Top of TASK INPUTS

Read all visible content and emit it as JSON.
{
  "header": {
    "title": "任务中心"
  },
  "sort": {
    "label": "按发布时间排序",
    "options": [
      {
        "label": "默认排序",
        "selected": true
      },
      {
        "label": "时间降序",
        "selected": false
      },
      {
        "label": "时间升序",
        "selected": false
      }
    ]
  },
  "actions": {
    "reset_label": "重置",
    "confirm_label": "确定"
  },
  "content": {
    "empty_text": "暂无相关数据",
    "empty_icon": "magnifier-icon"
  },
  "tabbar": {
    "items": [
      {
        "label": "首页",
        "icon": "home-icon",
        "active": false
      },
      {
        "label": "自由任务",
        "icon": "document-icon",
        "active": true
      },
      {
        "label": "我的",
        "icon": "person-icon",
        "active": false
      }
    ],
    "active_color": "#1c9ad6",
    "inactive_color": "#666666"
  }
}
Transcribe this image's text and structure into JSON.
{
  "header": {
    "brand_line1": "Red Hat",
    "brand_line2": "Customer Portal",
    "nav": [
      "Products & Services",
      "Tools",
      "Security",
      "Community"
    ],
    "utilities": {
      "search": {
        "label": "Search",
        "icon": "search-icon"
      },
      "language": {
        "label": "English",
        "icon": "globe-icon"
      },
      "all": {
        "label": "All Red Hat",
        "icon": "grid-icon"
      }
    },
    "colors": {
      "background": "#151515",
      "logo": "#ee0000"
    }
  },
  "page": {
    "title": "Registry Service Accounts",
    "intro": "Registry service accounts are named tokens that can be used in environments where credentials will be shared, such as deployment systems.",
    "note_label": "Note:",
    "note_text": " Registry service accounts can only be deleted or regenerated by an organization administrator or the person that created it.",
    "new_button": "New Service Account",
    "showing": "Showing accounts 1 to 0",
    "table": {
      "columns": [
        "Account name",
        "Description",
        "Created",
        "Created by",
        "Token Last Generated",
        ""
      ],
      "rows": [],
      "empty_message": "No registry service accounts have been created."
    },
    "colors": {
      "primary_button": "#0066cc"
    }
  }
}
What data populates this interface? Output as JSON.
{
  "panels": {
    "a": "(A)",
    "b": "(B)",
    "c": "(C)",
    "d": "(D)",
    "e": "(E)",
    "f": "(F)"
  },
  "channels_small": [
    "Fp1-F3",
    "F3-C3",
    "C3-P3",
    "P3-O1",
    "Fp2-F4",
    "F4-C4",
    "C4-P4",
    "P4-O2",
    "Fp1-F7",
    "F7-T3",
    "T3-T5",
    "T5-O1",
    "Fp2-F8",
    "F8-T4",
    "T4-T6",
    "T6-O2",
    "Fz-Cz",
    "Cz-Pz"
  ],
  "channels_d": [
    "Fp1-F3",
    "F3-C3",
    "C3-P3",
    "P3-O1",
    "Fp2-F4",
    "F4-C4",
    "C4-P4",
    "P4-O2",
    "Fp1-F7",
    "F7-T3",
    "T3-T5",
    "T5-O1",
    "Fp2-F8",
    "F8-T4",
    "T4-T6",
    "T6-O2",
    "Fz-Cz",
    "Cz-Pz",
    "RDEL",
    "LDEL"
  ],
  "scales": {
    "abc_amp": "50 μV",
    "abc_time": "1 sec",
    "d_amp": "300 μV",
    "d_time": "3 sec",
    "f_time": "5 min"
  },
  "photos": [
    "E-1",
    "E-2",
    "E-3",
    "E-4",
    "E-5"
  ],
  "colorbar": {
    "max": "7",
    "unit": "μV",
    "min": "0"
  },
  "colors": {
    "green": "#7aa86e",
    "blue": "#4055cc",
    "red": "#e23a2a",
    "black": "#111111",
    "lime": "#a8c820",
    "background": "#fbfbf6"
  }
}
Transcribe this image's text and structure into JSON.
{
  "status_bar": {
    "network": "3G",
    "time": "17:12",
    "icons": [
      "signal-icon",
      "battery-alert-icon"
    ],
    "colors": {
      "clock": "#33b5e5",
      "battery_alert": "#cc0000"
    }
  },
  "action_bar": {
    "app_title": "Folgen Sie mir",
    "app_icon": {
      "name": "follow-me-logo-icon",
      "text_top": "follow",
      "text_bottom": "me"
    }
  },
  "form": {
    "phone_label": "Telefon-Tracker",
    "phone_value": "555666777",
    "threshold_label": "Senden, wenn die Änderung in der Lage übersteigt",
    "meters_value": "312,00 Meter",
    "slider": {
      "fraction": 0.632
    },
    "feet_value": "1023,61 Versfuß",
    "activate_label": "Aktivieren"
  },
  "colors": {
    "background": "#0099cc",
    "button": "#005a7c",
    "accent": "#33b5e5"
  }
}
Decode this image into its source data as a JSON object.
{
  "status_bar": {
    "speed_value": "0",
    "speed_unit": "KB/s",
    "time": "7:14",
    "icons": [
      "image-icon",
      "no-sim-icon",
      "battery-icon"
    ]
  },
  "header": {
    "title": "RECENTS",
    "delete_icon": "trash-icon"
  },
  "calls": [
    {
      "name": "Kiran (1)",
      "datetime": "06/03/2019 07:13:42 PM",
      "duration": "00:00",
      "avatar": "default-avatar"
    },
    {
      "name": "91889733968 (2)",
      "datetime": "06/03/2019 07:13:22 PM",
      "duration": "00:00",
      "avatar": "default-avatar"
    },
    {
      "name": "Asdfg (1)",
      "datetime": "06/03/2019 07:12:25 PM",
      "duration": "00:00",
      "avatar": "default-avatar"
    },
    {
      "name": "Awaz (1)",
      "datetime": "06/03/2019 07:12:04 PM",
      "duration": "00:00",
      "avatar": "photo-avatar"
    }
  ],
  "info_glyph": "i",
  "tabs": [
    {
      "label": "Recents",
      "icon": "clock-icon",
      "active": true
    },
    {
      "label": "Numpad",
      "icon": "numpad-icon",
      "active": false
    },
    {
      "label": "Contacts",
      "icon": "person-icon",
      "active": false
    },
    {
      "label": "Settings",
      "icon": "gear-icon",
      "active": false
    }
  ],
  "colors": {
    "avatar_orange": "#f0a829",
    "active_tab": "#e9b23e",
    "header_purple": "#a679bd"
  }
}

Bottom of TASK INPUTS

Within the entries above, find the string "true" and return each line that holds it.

        "selected": true
        "active": true
      "active": true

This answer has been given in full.